In late July and early August of 1987, naval threat facing the Soviet Red Banner Northern Fleet and the Kola Peninsula had broadened to involve a potential amphibious assault on Soviet territory. The Northern Fleet no longer had the capability to challenge Strike Fleet Atlantic symmetrically. Most of the fleet’s major warships were, by this time, in their final resting places at the bottom of the Norwegian Sea. The remaining few had been tasked with defending the SSBN bastions in the northern Barents Sea. Thus, Northern Fleet did not have the surface assets available to offer battle on a grand scale.
In this dark hour, Severomorsk turned once again to the long-range bombers of Naval Aviation and Long-Range Aviation as its primary weapon to defend the homeland. It was of little significance that by this time the Backfires and Badgers had failed in each previous attempt to smash the US Navy carrier fleet. Desperate moments demand bold action, even if slightly repetitive.
On the morning of D+24 Naval Aviation and Long-Range Aviation boasted approximately seventy-three long range bombers available for combat operations on the Kola Peninsula; fifty Tu-22 Backfires and twenty-three late-model Tu-16 Badgers. With the exception of a limited number of aircraft earmarked for strategic attacks against targets in the United States in the event of further escalation, and a handful of aircraft remaining in the Black Sea and Pacific areas of operation, every operational Tu-22s remaining in existence was concentrated at bases on or near the Kola Peninsula.
With the enemy operating relatively close to the Kola at this point, the Backfires and Badgers were not limited by fuel constraints and could carry two anti-ship missiles each. With the gauntlet of F-14 Tomcats and SAM-equipped warships defending the enemy carriers, the surviving Backfire and Badger crews needed every advantage they could get. Carrying two Kitchens or Kingfish might prove to be the decisive factor. The American missiles, radars and ECM was excellent, Soviet bomber crews had learned first-hand. But they could be defeated.
When Severomorsk received orders early in the morning to prepare for a major bomber attack against Strike Fleet Atlantic, the aircrews at the airbases hosting Backfires and Badgers were hardly surprised. They’d been expecting such an order to materialize at any time. What they were not aware of at the time was that the original orders from the Kremlin specified both conventional and nuclear ordnance be used. This section of the orders was purposely left out by Marshal Akhromeyev. Romanov was informed it would take some hours to locate and track the enemy carriers. The plan of attack could not be completed until the American formation was found. Akhromeyev’s hope was to buy time for the worsening situation in Europe and at home to be deescalated before the general secretary demanded a status report on Northern Fleet’s bomber attacks.
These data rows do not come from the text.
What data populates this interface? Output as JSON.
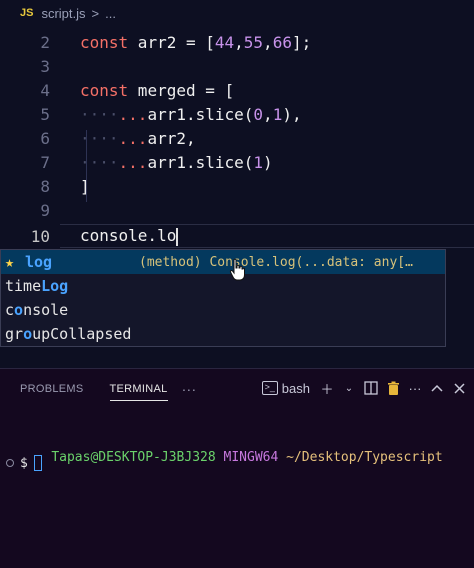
{
  "breadcrumb": {
    "file_badge": "JS",
    "file_name": "script.js",
    "separator": ">",
    "more": "..."
  },
  "editor": {
    "line_numbers": [
      "2",
      "3",
      "4",
      "5",
      "6",
      "7",
      "8",
      "9",
      "10"
    ],
    "line2": {
      "keyword": "const",
      "name": " arr2 = [",
      "v1": "44",
      "c1": ",",
      "v2": "55",
      "c2": ",",
      "v3": "66",
      "end": "];"
    },
    "line4": {
      "keyword": "const",
      "rest": " merged = ["
    },
    "line5": {
      "dots": "····",
      "spread": "...",
      "text": "arr1.slice(",
      "a": "0",
      "comma": ",",
      "b": "1",
      "end": "),"
    },
    "line6": {
      "dots": "····",
      "spread": "...",
      "text": "arr2,"
    },
    "line7": {
      "dots": "····",
      "spread": "...",
      "text": "arr1.slice(",
      "a": "1",
      "end": ")"
    },
    "line8": {
      "text": "]"
    },
    "line10": {
      "text": "console.lo"
    }
  },
  "suggest": {
    "items": [
      {
        "pre": "",
        "match": "log",
        "post": "",
        "detail": "(method) Console.log(...data: any[…"
      },
      {
        "pre": "time",
        "match": "Log",
        "post": ""
      },
      {
        "pre": "c",
        "match": "o",
        "post": "nsole"
      },
      {
        "pre": "gr",
        "match": "o",
        "post": "upCollapsed"
      }
    ]
  },
  "panel": {
    "tabs": [
      "PROBLEMS",
      "TERMINAL",
      "···"
    ],
    "shell": "bash",
    "terminal": {
      "user": "Tapas@DESKTOP-J3BJ328",
      "env": "MINGW64",
      "path": "~/Desktop/Typescript",
      "prompt": "$"
    }
  },
  "colors": {
    "background": "#0d0f22",
    "panel_bg": "#14081f",
    "keyword": "#f47067",
    "number": "#c792ea",
    "suggest_match": "#4aa3ff",
    "terminal_user": "#6bd26b"
  }
}
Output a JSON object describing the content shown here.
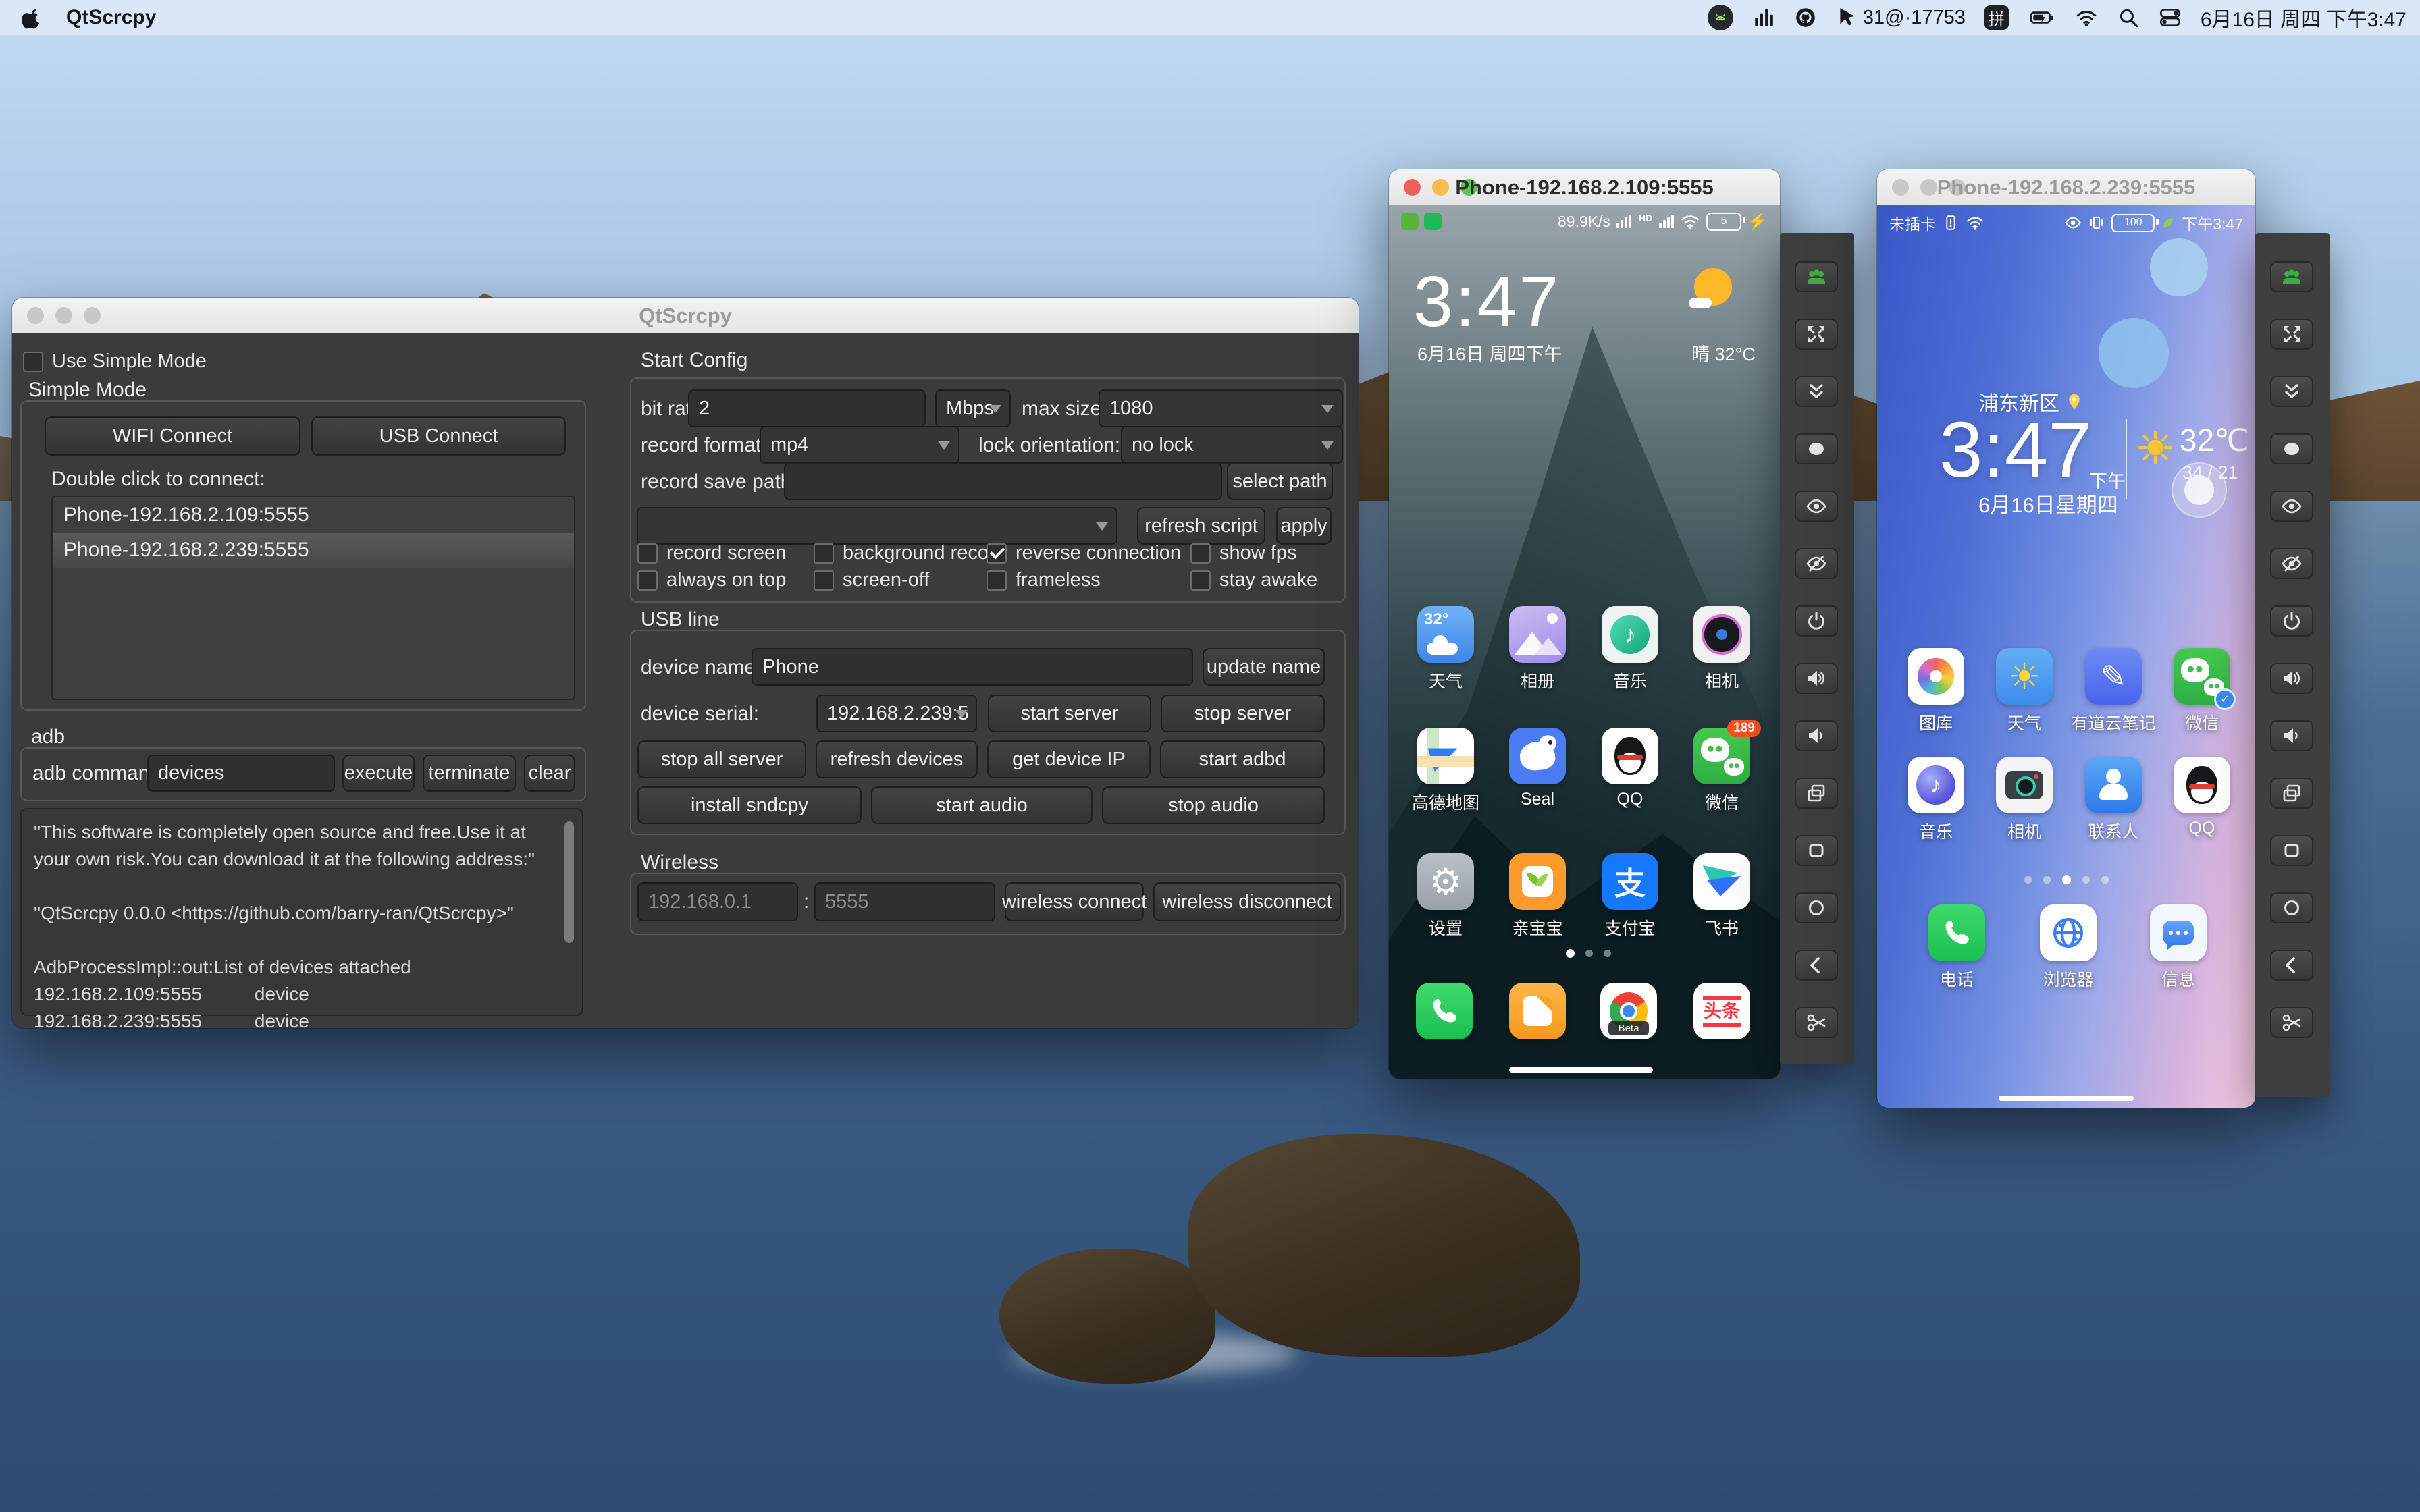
{
  "menubar": {
    "app_name": "QtScrcpy",
    "stat_text": "31@·17753",
    "ime": "拼",
    "datetime": "6月16日 周四 下午3:47"
  },
  "qtscrcpy": {
    "title": "QtScrcpy",
    "use_simple_mode": "Use Simple Mode",
    "simple_mode": "Simple Mode",
    "wifi_connect": "WIFI Connect",
    "usb_connect": "USB Connect",
    "double_click": "Double click to connect:",
    "devices": [
      {
        "name": "Phone-192.168.2.109:5555"
      },
      {
        "name": "Phone-192.168.2.239:5555"
      }
    ],
    "adb": {
      "label": "adb",
      "command_label": "adb command:",
      "command_value": "devices",
      "execute": "execute",
      "terminate": "terminate",
      "clear": "clear",
      "console": "\"This software is completely open source and free.Use it at your own risk.You can download it at the following address:\"\n\n\"QtScrcpy 0.0.0 <https://github.com/barry-ran/QtScrcpy>\"\n\nAdbProcessImpl::out:List of devices attached\n192.168.2.109:5555          device\n192.168.2.239:5555          device"
    },
    "start_config": {
      "title": "Start Config",
      "bit_rate_label": "bit rate:",
      "bit_rate_value": "2",
      "bit_rate_unit": "Mbps",
      "max_size_label": "max size:",
      "max_size_value": "1080",
      "record_format_label": "record format:",
      "record_format_value": "mp4",
      "lock_orientation_label": "lock orientation:",
      "lock_orientation_value": "no lock",
      "record_save_path_label": "record save path:",
      "record_save_path_value": "",
      "select_path": "select path",
      "script_value": "",
      "refresh_script": "refresh script",
      "apply": "apply",
      "record_screen": "record screen",
      "background_record": "background record",
      "reverse_connection": "reverse connection",
      "show_fps": "show fps",
      "always_on_top": "always on top",
      "screen_off": "screen-off",
      "frameless": "frameless",
      "stay_awake": "stay awake"
    },
    "usb_line": {
      "title": "USB line",
      "device_name_label": "device name:",
      "device_name_value": "Phone",
      "update_name": "update name",
      "device_serial_label": "device serial:",
      "device_serial_value": "192.168.2.239:5",
      "start_server": "start server",
      "stop_server": "stop server",
      "stop_all_server": "stop all server",
      "refresh_devices": "refresh devices",
      "get_device_ip": "get device IP",
      "start_adbd": "start adbd",
      "install_sndcpy": "install sndcpy",
      "start_audio": "start audio",
      "stop_audio": "stop audio"
    },
    "wireless": {
      "title": "Wireless",
      "ip_placeholder": "192.168.0.1",
      "sep": ":",
      "port_placeholder": "5555",
      "connect": "wireless connect",
      "disconnect": "wireless disconnect"
    }
  },
  "phone1": {
    "title": "Phone-192.168.2.109:5555",
    "status": {
      "speed": "89.9K/s",
      "hd": "HD",
      "battery": "5"
    },
    "clock": "3:47",
    "date": "6月16日 周四下午",
    "weather": "晴  32°C",
    "apps": [
      {
        "label": "天气",
        "deco": "32°"
      },
      {
        "label": "相册"
      },
      {
        "label": "音乐",
        "glyph": "♪"
      },
      {
        "label": "相机"
      },
      {
        "label": "高德地图"
      },
      {
        "label": "Seal"
      },
      {
        "label": "QQ"
      },
      {
        "label": "微信",
        "badge": "189"
      },
      {
        "label": "设置",
        "glyph": "⚙"
      },
      {
        "label": "亲宝宝"
      },
      {
        "label": "支付宝",
        "glyph": "支"
      },
      {
        "label": "飞书"
      }
    ],
    "dock": [
      {
        "name": "phone"
      },
      {
        "name": "gallery"
      },
      {
        "name": "chrome",
        "glyph": "Beta"
      },
      {
        "name": "toutiao",
        "glyph": "头条"
      }
    ]
  },
  "phone2": {
    "title": "Phone-192.168.2.239:5555",
    "status": {
      "sim": "未插卡",
      "battery": "100",
      "time": "下午3:47"
    },
    "location": "浦东新区",
    "clock": "3:47",
    "ampm": "下午",
    "temp": "32℃",
    "hilo": "34 / 21",
    "date": "6月16日星期四",
    "apps": [
      {
        "label": "图库"
      },
      {
        "label": "天气",
        "glyph": "☀"
      },
      {
        "label": "有道云笔记",
        "glyph": "✎"
      },
      {
        "label": "微信"
      },
      {
        "label": "音乐",
        "glyph": "♪"
      },
      {
        "label": "相机"
      },
      {
        "label": "联系人"
      },
      {
        "label": "QQ"
      }
    ],
    "dock": [
      {
        "label": "电话"
      },
      {
        "label": "浏览器"
      },
      {
        "label": "信息"
      }
    ]
  }
}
The Backfire and Badger aircrews went about their mission and flight preparations blissfully unaware of just how bad the situation was, or how rapidly conditions were deteriorating.
“We simply had no idea things were so dire,” Vitaly Suzlov, a sixty-eight-year-old former Backfire pilot and Long-Range Aviation officer explained in an interview I conducted with him at his home in Lithuania last summer. “If we had, I assume our reactions might’ve been quite different from what they were. Even on that morning, in the final hours of the war, a sizeable portion of the aircrews still believed we were winning the war and the destruction of the American fleet would guarantee victory. I was not one of these men. By that time, I simply wanted to sink an American carrier because I had spent so much time and effort training to do just that.
“Had I known before that time just how many bombers and crews were lost trying to complete that same mission, I probably would’ve tried to shoot myself in the foot to avoid flying.”